In the last week, a couple of stories have been written about the growing use of Twitter during live television events and the interactive culture created by it.
So obviously, people have taken to Twitter to talking about, which allowed me to find the articles.
The NY Times' Brian Stelter wrote on Tuesday about the new Water-Cooler Effect of Twitter, which is "encouraging people to split their time between the computer screen and big-screen TV." This has helped live events like the Grammys, Golden Globes and Olympics score high ratings, while people chatter online as the events unfold.
Meanwhile, Max Dawson took to Antenna to discuss the phenomenon from a more personal level and how Twitter has helped bring the academic world of television scholars together, even if they've never met in person before:
I first realized this when I started watching television with some of my colleagues at other universities and colleges. Mind you, I wasn’t actually in the same room with them at the time. In fact, technically speaking I’ve never “met” a number of these people. Rather, when I say that I’ve been “watching television with my colleagues,” what I really mean is that I’ve been following – and responding to – their Twitter updates as we watch television on our own.You should definitely check out the comments section of that article, where a number of today's big time scholars discuss how Twitter has changed their TV viewing habits.
But as I said there, Twitter brings something different to people like me, who are trying to break into academic, popular TV criticism or both. For me, Twitter does certainly exist as a way to follow what some of my favorite critics and scholars are saying as Idol, Survivor or the Olympics unspool live.
But it's also a way for me to attempt to start a conversation with them via Twitter. I'll be honest, when my recent post on the "death" of serialization was RT'ed by Christine Becker, then commented on and RT'ed by Myles McNutt and then done the same by Dawson, it was one of the better moments of that week for me. Later that week, after a couple of my posts had made it onto Becker's News For TV Majors blog, Jason Mittell started following me too. Similarly, I still remember when major TV critics like Alan Sepinwall and Mo Ryan answered questions of mine, too.
So what does this all mean for people like me? I'm not sure. Am I pathetic because I hope that something I write ends up on a blog, which then ends up being mentioned on Twitter by other people who do the same thing I do, only better? Maybe.
An article written over at Gawker discusses this pretty well in terms of prospective media writers trying to get noticed, and make themselves feel better:

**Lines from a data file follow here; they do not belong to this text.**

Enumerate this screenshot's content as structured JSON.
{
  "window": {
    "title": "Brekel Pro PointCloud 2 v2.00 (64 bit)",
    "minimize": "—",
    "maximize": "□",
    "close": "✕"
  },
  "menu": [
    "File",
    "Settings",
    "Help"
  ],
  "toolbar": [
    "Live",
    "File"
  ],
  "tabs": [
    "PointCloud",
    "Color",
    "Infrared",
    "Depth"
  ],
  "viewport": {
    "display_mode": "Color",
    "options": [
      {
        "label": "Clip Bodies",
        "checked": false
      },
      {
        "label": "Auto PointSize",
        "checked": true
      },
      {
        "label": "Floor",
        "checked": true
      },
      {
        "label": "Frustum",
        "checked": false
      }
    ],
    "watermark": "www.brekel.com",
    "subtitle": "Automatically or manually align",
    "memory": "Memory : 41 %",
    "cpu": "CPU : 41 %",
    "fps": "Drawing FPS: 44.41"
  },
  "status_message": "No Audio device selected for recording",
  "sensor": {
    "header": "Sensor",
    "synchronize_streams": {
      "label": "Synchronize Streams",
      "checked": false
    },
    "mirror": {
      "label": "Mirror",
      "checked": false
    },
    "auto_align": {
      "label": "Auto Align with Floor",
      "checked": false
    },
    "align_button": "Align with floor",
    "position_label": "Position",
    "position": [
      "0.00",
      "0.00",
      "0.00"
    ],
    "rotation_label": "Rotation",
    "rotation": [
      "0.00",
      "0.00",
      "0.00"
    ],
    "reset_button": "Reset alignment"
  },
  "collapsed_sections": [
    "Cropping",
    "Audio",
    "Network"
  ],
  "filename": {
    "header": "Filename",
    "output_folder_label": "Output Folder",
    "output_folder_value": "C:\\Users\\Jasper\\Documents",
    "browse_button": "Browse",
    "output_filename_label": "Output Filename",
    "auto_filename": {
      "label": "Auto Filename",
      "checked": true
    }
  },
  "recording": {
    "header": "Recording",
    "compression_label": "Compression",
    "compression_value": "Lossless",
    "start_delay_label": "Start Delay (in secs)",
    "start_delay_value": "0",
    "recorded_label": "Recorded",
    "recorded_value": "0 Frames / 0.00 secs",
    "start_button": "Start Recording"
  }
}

Here is what we are doing: We 'follow' writers we like, in multiple senses, in hopes of them, for some reason, following back. We link to posts they write, often. We tend to the shaft. We disagree with them, respectfully, in hopes of a counter-argument. In hopes of being discovered. We work for free. We blog when they instant message us, asking about our internships. We compliment how cute their kids are. We 'like' them, we really 'like' them. Thou shalt not covet thy neighbor's house, thou shalt not covet thy neighbor's wife, nor his followers count. Replies are encouraging; @'s are encouraging. It is all about ego and misplaced hero worship and low expectations. And it doesn't come with a paycheck.That's exactly how I feel, maybe a little less cynical. I want people to notice me, but not in a "Hey, look at me!" way. I just want to be a part of the conversation that's happening and no application gives me that opportunity better than Twitter. Sure, I could send an e-mail, I could leave a comment, hell, I could even call Sepinwall on that office number they always put on his NJ.com stuff. But I'd feel obnoxious, and maybe even a little creepy doing that. With Twitter, it all feels okay. I'm not sure that it is, but it feels that way to me. So perhaps I'll go on living in my fantasy world where an @ reply from Sepinwall makes my year.